EXERCISE DIRECTIONS
Please reproduce every record exactly as written, leaving out the pictures.

Data records for software interfaces
+---+

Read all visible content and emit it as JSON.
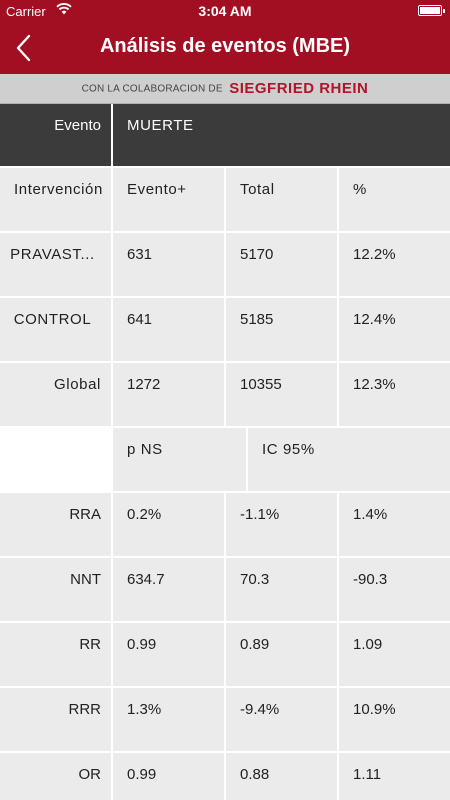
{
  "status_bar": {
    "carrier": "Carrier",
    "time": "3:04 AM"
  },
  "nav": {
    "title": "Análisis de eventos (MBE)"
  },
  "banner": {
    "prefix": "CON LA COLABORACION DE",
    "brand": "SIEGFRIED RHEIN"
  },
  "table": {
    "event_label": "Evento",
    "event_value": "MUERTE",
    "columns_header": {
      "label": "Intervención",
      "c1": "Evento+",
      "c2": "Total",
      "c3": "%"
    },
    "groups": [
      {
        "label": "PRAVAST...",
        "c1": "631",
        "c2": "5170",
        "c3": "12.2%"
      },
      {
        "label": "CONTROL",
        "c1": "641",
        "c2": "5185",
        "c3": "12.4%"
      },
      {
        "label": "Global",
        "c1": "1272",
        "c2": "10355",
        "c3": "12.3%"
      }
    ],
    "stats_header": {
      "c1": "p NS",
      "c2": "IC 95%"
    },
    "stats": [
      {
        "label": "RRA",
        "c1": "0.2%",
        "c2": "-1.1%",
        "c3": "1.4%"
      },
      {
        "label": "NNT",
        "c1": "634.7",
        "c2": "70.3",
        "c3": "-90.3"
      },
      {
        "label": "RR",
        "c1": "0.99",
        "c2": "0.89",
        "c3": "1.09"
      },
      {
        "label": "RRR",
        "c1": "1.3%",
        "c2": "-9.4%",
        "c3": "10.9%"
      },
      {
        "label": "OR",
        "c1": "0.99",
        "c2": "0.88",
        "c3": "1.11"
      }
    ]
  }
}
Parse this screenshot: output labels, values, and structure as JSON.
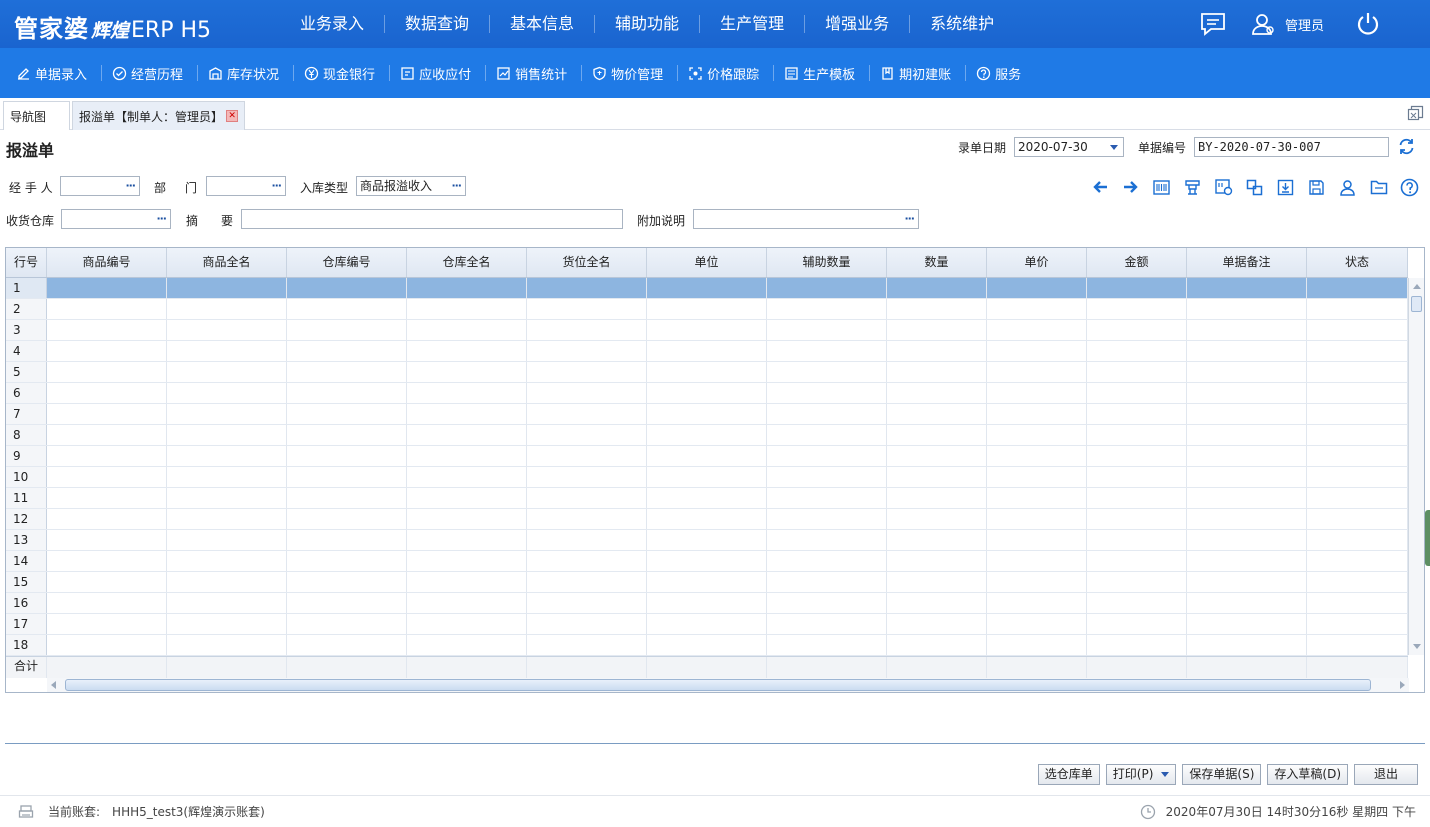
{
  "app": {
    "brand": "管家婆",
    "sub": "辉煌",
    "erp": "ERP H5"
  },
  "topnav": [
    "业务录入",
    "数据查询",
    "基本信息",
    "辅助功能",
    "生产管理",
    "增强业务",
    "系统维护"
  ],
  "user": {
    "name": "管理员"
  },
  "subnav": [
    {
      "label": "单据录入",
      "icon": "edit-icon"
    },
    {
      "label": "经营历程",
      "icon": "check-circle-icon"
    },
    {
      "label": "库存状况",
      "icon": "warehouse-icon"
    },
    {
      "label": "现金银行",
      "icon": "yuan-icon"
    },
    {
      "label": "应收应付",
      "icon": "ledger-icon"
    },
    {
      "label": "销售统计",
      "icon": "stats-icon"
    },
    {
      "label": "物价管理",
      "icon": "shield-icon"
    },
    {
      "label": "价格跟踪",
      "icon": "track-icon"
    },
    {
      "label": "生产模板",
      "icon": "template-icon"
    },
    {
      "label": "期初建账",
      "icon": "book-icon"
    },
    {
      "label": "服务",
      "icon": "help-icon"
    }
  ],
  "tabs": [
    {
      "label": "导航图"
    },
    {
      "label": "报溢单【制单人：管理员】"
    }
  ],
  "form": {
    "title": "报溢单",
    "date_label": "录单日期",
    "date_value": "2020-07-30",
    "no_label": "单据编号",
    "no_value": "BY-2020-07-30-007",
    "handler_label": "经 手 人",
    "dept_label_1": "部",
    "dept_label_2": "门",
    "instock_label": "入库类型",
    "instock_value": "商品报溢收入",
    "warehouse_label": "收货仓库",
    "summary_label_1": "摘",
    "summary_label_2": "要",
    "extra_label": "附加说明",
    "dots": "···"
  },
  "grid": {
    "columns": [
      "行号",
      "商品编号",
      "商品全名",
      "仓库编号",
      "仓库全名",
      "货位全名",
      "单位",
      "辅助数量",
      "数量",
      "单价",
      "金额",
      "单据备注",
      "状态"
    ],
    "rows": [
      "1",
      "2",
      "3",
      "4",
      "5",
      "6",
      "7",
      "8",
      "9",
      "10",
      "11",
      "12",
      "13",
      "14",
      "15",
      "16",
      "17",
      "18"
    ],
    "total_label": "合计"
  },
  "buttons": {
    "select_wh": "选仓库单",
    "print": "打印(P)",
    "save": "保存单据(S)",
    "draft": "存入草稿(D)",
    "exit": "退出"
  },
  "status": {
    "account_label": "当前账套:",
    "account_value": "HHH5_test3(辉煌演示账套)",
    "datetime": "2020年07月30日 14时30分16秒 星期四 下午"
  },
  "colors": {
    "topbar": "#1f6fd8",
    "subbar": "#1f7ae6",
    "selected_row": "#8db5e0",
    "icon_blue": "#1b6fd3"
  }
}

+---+

TASK OUTPUT
Read all visible content and emit it as JSON.
{
  "status_bar": {
    "carrier": "Carrier",
    "time": "3:04 AM"
  },
  "nav": {
    "title": "Análisis de eventos (MBE)"
  },
  "banner": {
    "prefix": "CON LA COLABORACION DE",
    "brand": "SIEGFRIED RHEIN"
  },
  "table": {
    "event_label": "Evento",
    "event_value": "MUERTE",
    "columns_header": {
      "label": "Intervención",
      "c1": "Evento+",
      "c2": "Total",
      "c3": "%"
    },
    "groups": [
      {
        "label": "PRAVAST...",
        "c1": "631",
        "c2": "5170",
        "c3": "12.2%"
      },
      {
        "label": "CONTROL",
        "c1": "641",
        "c2": "5185",
        "c3": "12.4%"
      },
      {
        "label": "Global",
        "c1": "1272",
        "c2": "10355",
        "c3": "12.3%"
      }
    ],
    "stats_header": {
      "c1": "p NS",
      "c2": "IC 95%"
    },
    "stats": [
      {
        "label": "RRA",
        "c1": "0.2%",
        "c2": "-1.1%",
        "c3": "1.4%"
      },
      {
        "label": "NNT",
        "c1": "634.7",
        "c2": "70.3",
        "c3": "-90.3"
      },
      {
        "label": "RR",
        "c1": "0.99",
        "c2": "0.89",
        "c3": "1.09"
      },
      {
        "label": "RRR",
        "c1": "1.3%",
        "c2": "-9.4%",
        "c3": "10.9%"
      },
      {
        "label": "OR",
        "c1": "0.99",
        "c2": "0.88",
        "c3": "1.11"
      }
    ]
  }
}
Parse this screenshot: output labels, values, and structure as JSON.
{
  "app": {
    "brand": "管家婆",
    "sub": "辉煌",
    "erp": "ERP H5"
  },
  "topnav": [
    "业务录入",
    "数据查询",
    "基本信息",
    "辅助功能",
    "生产管理",
    "增强业务",
    "系统维护"
  ],
  "user": {
    "name": "管理员"
  },
  "subnav": [
    {
      "label": "单据录入",
      "icon": "edit-icon"
    },
    {
      "label": "经营历程",
      "icon": "check-circle-icon"
    },
    {
      "label": "库存状况",
      "icon": "warehouse-icon"
    },
    {
      "label": "现金银行",
      "icon": "yuan-icon"
    },
    {
      "label": "应收应付",
      "icon": "ledger-icon"
    },
    {
      "label": "销售统计",
      "icon": "stats-icon"
    },
    {
      "label": "物价管理",
      "icon": "shield-icon"
    },
    {
      "label": "价格跟踪",
      "icon": "track-icon"
    },
    {
      "label": "生产模板",
      "icon": "template-icon"
    },
    {
      "label": "期初建账",
      "icon": "book-icon"
    },
    {
      "label": "服务",
      "icon": "help-icon"
    }
  ],
  "tabs": [
    {
      "label": "导航图"
    },
    {
      "label": "报溢单【制单人：管理员】"
    }
  ],
  "form": {
    "title": "报溢单",
    "date_label": "录单日期",
    "date_value": "2020-07-30",
    "no_label": "单据编号",
    "no_value": "BY-2020-07-30-007",
    "handler_label": "经 手 人",
    "dept_label_1": "部",
    "dept_label_2": "门",
    "instock_label": "入库类型",
    "instock_value": "商品报溢收入",
    "warehouse_label": "收货仓库",
    "summary_label_1": "摘",
    "summary_label_2": "要",
    "extra_label": "附加说明",
    "dots": "···"
  },
  "grid": {
    "columns": [
      "行号",
      "商品编号",
      "商品全名",
      "仓库编号",
      "仓库全名",
      "货位全名",
      "单位",
      "辅助数量",
      "数量",
      "单价",
      "金额",
      "单据备注",
      "状态"
    ],
    "rows": [
      "1",
      "2",
      "3",
      "4",
      "5",
      "6",
      "7",
      "8",
      "9",
      "10",
      "11",
      "12",
      "13",
      "14",
      "15",
      "16",
      "17",
      "18"
    ],
    "total_label": "合计"
  },
  "buttons": {
    "select_wh": "选仓库单",
    "print": "打印(P)",
    "save": "保存单据(S)",
    "draft": "存入草稿(D)",
    "exit": "退出"
  },
  "status": {
    "account_label": "当前账套:",
    "account_value": "HHH5_test3(辉煌演示账套)",
    "datetime": "2020年07月30日 14时30分16秒 星期四 下午"
  },
  "colors": {
    "topbar": "#1f6fd8",
    "subbar": "#1f7ae6",
    "selected_row": "#8db5e0",
    "icon_blue": "#1b6fd3"
  }
}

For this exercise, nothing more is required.